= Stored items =

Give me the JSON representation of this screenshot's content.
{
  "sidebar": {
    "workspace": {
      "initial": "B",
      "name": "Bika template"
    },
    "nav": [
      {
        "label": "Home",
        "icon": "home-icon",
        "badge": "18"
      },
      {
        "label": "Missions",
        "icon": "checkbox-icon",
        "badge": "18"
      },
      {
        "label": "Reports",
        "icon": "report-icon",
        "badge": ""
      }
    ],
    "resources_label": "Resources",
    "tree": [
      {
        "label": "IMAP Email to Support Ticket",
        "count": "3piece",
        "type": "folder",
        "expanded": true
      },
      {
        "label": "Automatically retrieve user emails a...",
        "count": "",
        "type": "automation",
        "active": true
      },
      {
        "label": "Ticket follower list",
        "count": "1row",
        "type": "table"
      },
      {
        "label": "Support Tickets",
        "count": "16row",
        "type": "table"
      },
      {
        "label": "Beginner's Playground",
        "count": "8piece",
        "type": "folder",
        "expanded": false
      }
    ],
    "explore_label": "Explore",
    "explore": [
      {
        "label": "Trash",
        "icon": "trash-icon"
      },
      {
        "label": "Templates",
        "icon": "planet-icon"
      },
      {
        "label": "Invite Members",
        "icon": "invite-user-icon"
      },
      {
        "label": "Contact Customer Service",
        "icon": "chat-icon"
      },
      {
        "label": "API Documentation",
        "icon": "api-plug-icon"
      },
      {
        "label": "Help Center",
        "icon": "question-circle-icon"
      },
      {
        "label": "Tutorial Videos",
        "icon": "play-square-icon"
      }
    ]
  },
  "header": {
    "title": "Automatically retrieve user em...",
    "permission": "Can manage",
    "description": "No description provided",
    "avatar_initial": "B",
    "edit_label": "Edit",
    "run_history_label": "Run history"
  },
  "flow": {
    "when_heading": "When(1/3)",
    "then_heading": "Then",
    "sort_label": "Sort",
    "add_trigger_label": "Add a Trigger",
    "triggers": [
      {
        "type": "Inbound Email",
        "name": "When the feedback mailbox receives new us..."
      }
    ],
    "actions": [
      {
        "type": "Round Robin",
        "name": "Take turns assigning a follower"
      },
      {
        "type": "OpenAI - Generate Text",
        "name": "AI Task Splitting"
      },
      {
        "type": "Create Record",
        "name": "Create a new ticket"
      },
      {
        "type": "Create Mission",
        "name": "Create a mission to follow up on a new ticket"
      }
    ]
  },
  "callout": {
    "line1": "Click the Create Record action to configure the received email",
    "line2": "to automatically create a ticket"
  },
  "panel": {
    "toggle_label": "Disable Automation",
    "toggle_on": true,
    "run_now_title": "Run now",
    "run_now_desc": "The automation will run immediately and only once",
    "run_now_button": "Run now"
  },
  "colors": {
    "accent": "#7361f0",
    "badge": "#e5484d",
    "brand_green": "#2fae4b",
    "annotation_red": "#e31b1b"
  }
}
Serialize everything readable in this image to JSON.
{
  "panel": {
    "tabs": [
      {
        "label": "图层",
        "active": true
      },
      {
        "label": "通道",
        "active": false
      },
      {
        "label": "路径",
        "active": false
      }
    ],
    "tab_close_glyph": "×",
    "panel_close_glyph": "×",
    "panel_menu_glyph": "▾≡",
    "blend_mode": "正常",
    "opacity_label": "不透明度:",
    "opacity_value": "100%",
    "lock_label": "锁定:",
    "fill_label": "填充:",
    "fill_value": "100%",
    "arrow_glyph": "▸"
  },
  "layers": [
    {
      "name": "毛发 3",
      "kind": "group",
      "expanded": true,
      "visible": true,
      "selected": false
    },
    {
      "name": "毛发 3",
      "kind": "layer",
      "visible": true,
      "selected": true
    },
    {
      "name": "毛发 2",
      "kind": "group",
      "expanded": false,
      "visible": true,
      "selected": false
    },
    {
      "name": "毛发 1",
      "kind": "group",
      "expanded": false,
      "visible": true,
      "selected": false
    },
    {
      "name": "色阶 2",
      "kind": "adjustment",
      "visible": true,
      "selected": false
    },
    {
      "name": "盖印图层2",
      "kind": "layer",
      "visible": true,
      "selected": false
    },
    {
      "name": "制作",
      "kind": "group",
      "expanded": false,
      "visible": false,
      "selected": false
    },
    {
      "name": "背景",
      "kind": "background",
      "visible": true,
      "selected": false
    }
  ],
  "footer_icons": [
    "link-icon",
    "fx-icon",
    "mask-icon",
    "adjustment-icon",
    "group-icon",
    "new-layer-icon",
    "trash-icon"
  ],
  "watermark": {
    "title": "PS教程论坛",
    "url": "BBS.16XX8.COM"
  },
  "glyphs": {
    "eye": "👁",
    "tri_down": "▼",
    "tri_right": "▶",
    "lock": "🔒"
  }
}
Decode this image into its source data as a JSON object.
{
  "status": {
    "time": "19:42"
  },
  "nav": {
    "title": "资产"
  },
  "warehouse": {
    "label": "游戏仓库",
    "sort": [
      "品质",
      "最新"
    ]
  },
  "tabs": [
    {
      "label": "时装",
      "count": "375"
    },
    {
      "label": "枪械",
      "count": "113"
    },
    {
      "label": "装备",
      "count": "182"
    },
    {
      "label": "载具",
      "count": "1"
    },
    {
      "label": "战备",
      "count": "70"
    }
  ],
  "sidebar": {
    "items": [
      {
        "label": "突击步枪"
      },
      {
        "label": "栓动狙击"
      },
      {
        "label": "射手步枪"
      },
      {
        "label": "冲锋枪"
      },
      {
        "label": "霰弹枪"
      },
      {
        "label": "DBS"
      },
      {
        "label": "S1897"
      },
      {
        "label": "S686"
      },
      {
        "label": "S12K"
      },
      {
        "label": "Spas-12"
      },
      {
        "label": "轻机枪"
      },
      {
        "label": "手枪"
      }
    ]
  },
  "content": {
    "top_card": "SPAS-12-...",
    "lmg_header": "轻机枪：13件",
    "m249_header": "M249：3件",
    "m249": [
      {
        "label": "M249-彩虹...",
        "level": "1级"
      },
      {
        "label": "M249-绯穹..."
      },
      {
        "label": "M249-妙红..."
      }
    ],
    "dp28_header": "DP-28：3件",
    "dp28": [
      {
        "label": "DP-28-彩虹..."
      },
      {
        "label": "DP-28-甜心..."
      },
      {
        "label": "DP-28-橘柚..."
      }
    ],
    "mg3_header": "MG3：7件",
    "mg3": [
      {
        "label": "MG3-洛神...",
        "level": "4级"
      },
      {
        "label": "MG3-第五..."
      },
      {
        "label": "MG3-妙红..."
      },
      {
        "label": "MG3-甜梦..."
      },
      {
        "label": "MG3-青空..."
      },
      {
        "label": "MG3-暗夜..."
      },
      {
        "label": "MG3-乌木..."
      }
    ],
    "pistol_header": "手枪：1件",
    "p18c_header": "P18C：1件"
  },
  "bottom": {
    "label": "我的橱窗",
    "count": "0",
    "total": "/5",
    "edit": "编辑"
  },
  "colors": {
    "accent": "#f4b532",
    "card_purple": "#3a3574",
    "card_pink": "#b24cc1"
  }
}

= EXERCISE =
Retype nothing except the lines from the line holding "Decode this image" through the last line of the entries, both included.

= YOUR RESPONSE =
Decode this image into its source data as a JSON object.
{
  "status": {
    "time": "19:42"
  },
  "nav": {
    "title": "资产"
  },
  "warehouse": {
    "label": "游戏仓库",
    "sort": [
      "品质",
      "最新"
    ]
  },
  "tabs": [
    {
      "label": "时装",
      "count": "375"
    },
    {
      "label": "枪械",
      "count": "113"
    },
    {
      "label": "装备",
      "count": "182"
    },
    {
      "label": "载具",
      "count": "1"
    },
    {
      "label": "战备",
      "count": "70"
    }
  ],
  "sidebar": {
    "items": [
      {
        "label": "突击步枪"
      },
      {
        "label": "栓动狙击"
      },
      {
        "label": "射手步枪"
      },
      {
        "label": "冲锋枪"
      },
      {
        "label": "霰弹枪"
      },
      {
        "label": "DBS"
      },
      {
        "label": "S1897"
      },
      {
        "label": "S686"
      },
      {
        "label": "S12K"
      },
      {
        "label": "Spas-12"
      },
      {
        "label": "轻机枪"
      },
      {
        "label": "手枪"
      }
    ]
  },
  "content": {
    "top_card": "SPAS-12-...",
    "lmg_header": "轻机枪：13件",
    "m249_header": "M249：3件",
    "m249": [
      {
        "label": "M249-彩虹...",
        "level": "1级"
      },
      {
        "label": "M249-绯穹..."
      },
      {
        "label": "M249-妙红..."
      }
    ],
    "dp28_header": "DP-28：3件",
    "dp28": [
      {
        "label": "DP-28-彩虹..."
      },
      {
        "label": "DP-28-甜心..."
      },
      {
        "label": "DP-28-橘柚..."
      }
    ],
    "mg3_header": "MG3：7件",
    "mg3": [
      {
        "label": "MG3-洛神...",
        "level": "4级"
      },
      {
        "label": "MG3-第五..."
      },
      {
        "label": "MG3-妙红..."
      },
      {
        "label": "MG3-甜梦..."
      },
      {
        "label": "MG3-青空..."
      },
      {
        "label": "MG3-暗夜..."
      },
      {
        "label": "MG3-乌木..."
      }
    ],
    "pistol_header": "手枪：1件",
    "p18c_header": "P18C：1件"
  },
  "bottom": {
    "label": "我的橱窗",
    "count": "0",
    "total": "/5",
    "edit": "编辑"
  },
  "colors": {
    "accent": "#f4b532",
    "card_purple": "#3a3574",
    "card_pink": "#b24cc1"
  }
}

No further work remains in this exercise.